James Gandolfini filmed the scene in The Sopranos, where Tony Soprano beats up Davey Scatino, in just one take. The HBO crime drama, created by David Chase, ran for six seasons premiering in 1999, starring Gandolfini as Tony Soprano as a depressed mobster attending therapy. The series also starred Lorraine Bracco, Edie Falco, Michael Imperioli, Dominic Chianese, Steven Van Zandt, and Tony Sirico. The Sopranos is widely regarded as one of the best television series in history, winning multiple awards for Gandolfini, Falco, and the show itself for creator David Chase.
The series continues to be discovered by newer audiences and remains one of the most talked-about shows, namely because of its speculative series finale in 2007, which ended abruptly by immediately cutting to black, leaving the audience uncertain about the fate of Tony and his family. Since the end of the series, many fans and the creative people from the show have went back analyzing the series and sharing stories that are unknown to the public. Most notably are Imperioli and Steve Schirripa, who played Christopher Moltisanti and Bobby Baccalierri, both of whom have developed their own podcast Talking Sopranos, where they dissect every episode of the show and have regular guests each episode.
Per THR, Imperioli and Schirripa talked with actor Robert Patrick on Talking Sopranos, who commented that Gandolfini filmed a scene they had together in one take. Patrick portrayed Davey Scatino during the show’s second season, who was a childhood friend of Tony.
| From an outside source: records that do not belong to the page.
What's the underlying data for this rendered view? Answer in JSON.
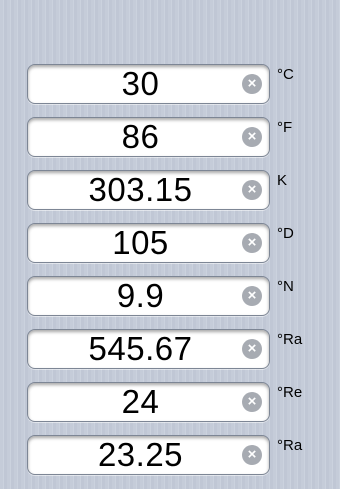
{
  "conversions": [
    {
      "value": "30",
      "unit": "°C"
    },
    {
      "value": "86",
      "unit": "°F"
    },
    {
      "value": "303.15",
      "unit": "K"
    },
    {
      "value": "105",
      "unit": "°D"
    },
    {
      "value": "9.9",
      "unit": "°N"
    },
    {
      "value": "545.67",
      "unit": "°Ra"
    },
    {
      "value": "24",
      "unit": "°Re"
    },
    {
      "value": "23.25",
      "unit": "°Ra"
    }
  ],
  "clear_icon_glyph": "×",
  "icons": {
    "clear": "clear-icon"
  }
}
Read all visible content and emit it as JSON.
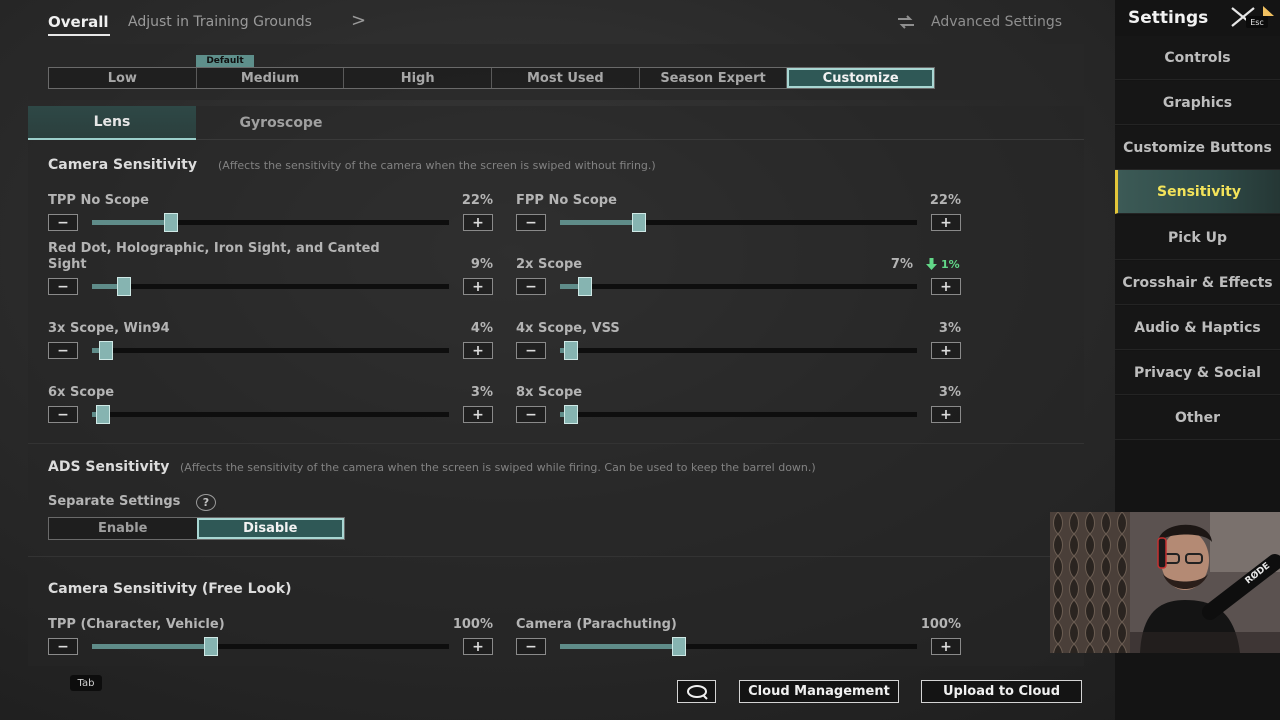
{
  "topbar": {
    "overall": "Overall",
    "breadcrumb": "Adjust in Training Grounds",
    "chevron": ">",
    "advanced": "Advanced Settings"
  },
  "sidebar": {
    "title": "Settings",
    "esc": "Esc",
    "items": [
      {
        "label": "Controls",
        "active": false
      },
      {
        "label": "Graphics",
        "active": false
      },
      {
        "label": "Customize Buttons",
        "active": false
      },
      {
        "label": "Sensitivity",
        "active": true
      },
      {
        "label": "Pick Up",
        "active": false
      },
      {
        "label": "Crosshair & Effects",
        "active": false
      },
      {
        "label": "Audio & Haptics",
        "active": false
      },
      {
        "label": "Privacy & Social",
        "active": false
      },
      {
        "label": "Other",
        "active": false
      }
    ]
  },
  "presets": {
    "default_tag": "Default",
    "items": [
      "Low",
      "Medium",
      "High",
      "Most Used",
      "Season Expert",
      "Customize"
    ],
    "active_index": 5
  },
  "tabs": {
    "lens": "Lens",
    "gyroscope": "Gyroscope"
  },
  "camera": {
    "title": "Camera Sensitivity",
    "note": "(Affects the sensitivity of the camera when the screen is swiped without firing.)",
    "sliders": [
      {
        "label": "TPP No Scope",
        "value_text": "22%",
        "value": 22
      },
      {
        "label": "FPP No Scope",
        "value_text": "22%",
        "value": 22
      },
      {
        "label": "Red Dot, Holographic, Iron Sight, and Canted",
        "label2": "Sight",
        "value_text": "9%",
        "value": 9
      },
      {
        "label": "2x Scope",
        "value_text": "7%",
        "value": 7,
        "delta": "1%"
      },
      {
        "label": "3x Scope, Win94",
        "value_text": "4%",
        "value": 4
      },
      {
        "label": "4x Scope, VSS",
        "value_text": "3%",
        "value": 3
      },
      {
        "label": "6x Scope",
        "value_text": "3%",
        "value": 3
      },
      {
        "label": "8x Scope",
        "value_text": "3%",
        "value": 3
      }
    ]
  },
  "ads": {
    "title": "ADS Sensitivity",
    "note": "(Affects the sensitivity of the camera when the screen is swiped while firing. Can be used to keep the barrel down.)",
    "separate_label": "Separate Settings",
    "help": "?",
    "enable": "Enable",
    "disable": "Disable",
    "active": "disable"
  },
  "freelook": {
    "title": "Camera Sensitivity (Free Look)",
    "sliders": [
      {
        "label": "TPP (Character, Vehicle)",
        "value_text": "100%",
        "value": 100
      },
      {
        "label": "Camera (Parachuting)",
        "value_text": "100%",
        "value": 100
      }
    ]
  },
  "controls": {
    "minus": "−",
    "plus": "+"
  },
  "bottom": {
    "tab_key": "Tab",
    "cloud_management": "Cloud Management",
    "upload": "Upload to Cloud"
  },
  "webcam": {
    "mic_brand": "RØDE"
  },
  "colors": {
    "accent": "#2f5856",
    "accent_border": "#a9d7d3",
    "sidebar_active_text": "#f3e35a",
    "delta_green": "#62d888"
  }
}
During the scene in the season 2 episode, “The Happy Wanderer,” Tony beats up Scatino after he failed to pay back $45,000 due to his compulsive gambling on a poker game. Patrick talks about what happened behind the scenes between him and Gandolfini leading up to filming. Read what he said below:
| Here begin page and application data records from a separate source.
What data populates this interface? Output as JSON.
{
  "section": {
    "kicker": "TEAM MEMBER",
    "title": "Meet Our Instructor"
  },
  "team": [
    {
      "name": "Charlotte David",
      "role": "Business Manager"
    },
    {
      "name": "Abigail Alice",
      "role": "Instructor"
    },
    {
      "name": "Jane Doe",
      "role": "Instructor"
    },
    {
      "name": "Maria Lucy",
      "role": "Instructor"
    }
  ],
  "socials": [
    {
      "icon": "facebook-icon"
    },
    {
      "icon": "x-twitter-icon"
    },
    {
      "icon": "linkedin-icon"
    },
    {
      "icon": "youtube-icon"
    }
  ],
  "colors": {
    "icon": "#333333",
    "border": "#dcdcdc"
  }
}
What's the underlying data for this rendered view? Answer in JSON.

“I had never met Mr. Gandolfini. I am out front on a bench smoking a cigarette with Jimmy after we’d just done this read through. And we’re trying to get to know each other a little bit because we’re supposed to be high school buddies. As the conversation was winding up, I said to him, ‘You know the scene where you come to get your money, you better bring your fucking A-game.’ And he looked at me said, ‘Oh, I’ll bring my fucking A-game.’ [The next day] he said, ‘I’m hungover, let’s do this fucking scene’. And man, it was one take. And he scared the living shit out of me. I was so intimidated. What a fantastic experience.”
It is great and interesting to go inside what goes on behind the production of the show and the preparation that happens before shooting a scene. It clearly proves that both Patrick and Gandolfini are able to adapt very easily to each other to create a perfect take for the scene and support each other to generate and ensure the best outcome. The collaboration is one of the many reasons for the success of The Sopranos and why so many people connect to it.
The story and the podcast shines a light on the impact of The Sopranos and how many people admire the series. Fans who miss the show can look forward to the upcoming prequel movie, The Many Saints of Newark, on October 1, written by Chase and featuring Gandolfini’s son, Michael Gandolfini, as a young Tony Soprano, exploring the reign of the DiMeo crime family and the rise of young gangsters. Overall, The Sopranos has left an indelible mark on television history and many will continue to be intrigued by anything that correlates with the making of the show.